Your instructions: Pull out every line below that holds the word "header".

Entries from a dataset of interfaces
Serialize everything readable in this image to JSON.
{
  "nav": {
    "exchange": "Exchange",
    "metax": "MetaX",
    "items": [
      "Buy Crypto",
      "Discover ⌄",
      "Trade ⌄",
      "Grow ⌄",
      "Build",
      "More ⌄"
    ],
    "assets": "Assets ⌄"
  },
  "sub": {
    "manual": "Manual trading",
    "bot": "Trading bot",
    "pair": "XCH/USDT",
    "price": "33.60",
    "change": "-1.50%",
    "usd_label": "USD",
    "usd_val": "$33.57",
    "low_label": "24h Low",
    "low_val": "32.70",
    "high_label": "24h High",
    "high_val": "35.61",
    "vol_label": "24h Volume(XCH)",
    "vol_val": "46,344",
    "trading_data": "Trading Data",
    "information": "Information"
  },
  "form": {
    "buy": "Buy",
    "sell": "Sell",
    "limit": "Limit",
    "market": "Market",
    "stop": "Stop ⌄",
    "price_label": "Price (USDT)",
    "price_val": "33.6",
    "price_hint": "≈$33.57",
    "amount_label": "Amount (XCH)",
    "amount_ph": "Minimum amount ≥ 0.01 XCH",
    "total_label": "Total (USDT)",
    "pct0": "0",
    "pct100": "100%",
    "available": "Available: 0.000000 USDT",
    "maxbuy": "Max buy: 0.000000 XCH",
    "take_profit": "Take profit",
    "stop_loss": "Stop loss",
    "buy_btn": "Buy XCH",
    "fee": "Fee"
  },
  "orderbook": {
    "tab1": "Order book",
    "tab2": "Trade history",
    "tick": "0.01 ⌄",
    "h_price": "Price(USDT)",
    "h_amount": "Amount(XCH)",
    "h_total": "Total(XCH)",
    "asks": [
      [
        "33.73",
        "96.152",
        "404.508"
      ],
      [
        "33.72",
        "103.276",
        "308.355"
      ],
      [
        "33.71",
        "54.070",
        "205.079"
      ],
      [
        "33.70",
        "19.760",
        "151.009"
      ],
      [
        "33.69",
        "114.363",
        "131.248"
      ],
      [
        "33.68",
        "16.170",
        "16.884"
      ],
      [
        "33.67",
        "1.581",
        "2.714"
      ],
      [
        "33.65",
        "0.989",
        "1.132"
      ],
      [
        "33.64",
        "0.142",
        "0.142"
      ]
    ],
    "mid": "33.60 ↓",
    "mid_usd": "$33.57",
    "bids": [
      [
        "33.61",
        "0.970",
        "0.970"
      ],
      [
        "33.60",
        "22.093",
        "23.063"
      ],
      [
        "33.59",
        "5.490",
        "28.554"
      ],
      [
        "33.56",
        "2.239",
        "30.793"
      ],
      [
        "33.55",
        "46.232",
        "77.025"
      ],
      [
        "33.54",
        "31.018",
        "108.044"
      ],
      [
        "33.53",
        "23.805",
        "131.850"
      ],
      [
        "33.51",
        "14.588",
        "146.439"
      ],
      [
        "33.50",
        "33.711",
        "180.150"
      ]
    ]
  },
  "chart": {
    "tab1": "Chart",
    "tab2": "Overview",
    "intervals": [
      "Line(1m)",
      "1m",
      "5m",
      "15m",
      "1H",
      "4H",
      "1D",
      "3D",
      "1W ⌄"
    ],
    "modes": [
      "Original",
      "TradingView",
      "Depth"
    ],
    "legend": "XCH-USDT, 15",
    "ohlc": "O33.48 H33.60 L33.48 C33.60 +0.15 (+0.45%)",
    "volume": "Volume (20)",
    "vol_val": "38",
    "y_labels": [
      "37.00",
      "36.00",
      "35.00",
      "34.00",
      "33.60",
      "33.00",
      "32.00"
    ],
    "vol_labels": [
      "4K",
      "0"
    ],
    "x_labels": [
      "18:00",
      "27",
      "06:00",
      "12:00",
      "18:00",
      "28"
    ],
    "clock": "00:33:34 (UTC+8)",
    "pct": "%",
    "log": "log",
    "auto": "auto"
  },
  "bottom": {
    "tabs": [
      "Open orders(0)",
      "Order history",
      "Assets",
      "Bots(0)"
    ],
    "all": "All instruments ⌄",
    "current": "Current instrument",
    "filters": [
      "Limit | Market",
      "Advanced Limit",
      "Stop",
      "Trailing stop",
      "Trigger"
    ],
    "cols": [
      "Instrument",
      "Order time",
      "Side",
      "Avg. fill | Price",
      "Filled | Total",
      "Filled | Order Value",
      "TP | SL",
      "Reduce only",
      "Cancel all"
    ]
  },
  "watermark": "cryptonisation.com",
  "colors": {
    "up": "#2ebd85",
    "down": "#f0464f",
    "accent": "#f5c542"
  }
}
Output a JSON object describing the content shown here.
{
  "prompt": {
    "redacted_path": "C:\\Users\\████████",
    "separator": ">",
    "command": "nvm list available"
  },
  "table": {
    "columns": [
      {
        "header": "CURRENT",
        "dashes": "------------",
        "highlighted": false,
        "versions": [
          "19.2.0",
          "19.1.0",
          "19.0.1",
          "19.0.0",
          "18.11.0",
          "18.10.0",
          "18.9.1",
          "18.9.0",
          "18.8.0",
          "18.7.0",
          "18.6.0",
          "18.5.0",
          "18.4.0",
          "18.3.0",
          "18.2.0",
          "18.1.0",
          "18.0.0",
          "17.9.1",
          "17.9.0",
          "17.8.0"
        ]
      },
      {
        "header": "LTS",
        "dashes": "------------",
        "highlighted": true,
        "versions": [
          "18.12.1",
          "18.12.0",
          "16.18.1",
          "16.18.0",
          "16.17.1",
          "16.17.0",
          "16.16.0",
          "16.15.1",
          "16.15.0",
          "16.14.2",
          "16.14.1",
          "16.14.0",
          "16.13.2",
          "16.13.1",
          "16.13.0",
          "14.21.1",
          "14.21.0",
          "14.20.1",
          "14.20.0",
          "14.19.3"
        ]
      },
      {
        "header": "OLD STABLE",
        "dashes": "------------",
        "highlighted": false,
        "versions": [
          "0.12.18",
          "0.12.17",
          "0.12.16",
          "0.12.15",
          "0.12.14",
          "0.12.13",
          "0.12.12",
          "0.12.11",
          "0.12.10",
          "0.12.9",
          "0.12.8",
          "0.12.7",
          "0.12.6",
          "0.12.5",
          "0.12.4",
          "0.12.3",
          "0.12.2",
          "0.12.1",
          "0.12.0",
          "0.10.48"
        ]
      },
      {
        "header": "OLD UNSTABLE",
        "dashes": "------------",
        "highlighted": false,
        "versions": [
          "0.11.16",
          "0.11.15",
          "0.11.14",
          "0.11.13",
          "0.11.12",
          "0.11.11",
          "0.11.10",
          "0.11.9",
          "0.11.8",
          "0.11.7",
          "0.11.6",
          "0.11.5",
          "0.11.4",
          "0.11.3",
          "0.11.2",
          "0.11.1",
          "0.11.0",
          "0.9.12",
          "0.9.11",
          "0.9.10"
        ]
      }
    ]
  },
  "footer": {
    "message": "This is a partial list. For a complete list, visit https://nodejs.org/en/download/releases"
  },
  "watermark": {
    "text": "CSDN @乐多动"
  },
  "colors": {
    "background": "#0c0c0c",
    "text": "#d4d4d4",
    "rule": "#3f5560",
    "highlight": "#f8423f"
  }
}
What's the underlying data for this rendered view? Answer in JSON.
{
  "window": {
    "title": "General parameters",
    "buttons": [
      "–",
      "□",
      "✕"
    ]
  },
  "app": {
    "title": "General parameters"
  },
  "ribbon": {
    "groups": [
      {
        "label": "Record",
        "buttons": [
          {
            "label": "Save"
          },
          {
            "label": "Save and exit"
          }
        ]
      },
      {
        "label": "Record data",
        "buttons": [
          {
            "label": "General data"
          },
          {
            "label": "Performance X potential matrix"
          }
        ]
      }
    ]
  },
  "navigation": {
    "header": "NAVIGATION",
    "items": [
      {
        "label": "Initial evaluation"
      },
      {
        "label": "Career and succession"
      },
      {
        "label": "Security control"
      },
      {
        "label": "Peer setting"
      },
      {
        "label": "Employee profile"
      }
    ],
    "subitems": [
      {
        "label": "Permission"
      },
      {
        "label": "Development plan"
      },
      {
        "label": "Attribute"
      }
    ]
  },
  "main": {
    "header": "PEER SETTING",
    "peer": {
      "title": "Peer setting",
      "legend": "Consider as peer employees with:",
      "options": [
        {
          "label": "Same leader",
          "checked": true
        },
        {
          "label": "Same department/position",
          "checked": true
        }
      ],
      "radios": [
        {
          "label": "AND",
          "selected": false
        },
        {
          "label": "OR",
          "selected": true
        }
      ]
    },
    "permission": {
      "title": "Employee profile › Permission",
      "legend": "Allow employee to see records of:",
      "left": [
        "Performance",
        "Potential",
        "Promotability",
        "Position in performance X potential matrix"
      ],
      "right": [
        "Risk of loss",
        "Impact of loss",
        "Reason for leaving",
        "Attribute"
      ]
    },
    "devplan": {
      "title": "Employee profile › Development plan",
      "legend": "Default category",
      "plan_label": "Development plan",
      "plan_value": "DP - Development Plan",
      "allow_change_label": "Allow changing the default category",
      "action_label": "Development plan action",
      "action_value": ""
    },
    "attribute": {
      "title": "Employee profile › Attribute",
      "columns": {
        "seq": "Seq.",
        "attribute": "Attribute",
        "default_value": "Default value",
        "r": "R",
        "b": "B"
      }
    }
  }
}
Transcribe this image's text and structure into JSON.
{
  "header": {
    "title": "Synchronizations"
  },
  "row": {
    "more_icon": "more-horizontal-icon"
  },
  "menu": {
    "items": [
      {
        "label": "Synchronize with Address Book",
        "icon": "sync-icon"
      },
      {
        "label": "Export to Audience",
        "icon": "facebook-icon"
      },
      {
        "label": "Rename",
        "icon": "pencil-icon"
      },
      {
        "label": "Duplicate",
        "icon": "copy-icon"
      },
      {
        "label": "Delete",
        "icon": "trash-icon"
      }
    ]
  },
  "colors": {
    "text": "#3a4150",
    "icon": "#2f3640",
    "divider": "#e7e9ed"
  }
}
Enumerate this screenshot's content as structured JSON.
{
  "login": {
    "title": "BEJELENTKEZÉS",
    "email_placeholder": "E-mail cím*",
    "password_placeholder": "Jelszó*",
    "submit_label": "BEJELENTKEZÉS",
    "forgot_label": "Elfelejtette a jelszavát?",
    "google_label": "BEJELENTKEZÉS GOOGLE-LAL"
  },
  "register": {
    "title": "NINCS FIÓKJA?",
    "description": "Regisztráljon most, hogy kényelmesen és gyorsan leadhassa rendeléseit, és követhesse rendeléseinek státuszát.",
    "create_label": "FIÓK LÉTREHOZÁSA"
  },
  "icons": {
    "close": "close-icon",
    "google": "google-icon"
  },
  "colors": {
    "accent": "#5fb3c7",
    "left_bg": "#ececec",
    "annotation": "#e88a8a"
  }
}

Solution to this exercise:
        "header": "CURRENT",
        "header": "LTS",
        "header": "OLD STABLE",
        "header": "OLD UNSTABLE",
    "header": "NAVIGATION",
    "header": "PEER SETTING",
  "header": {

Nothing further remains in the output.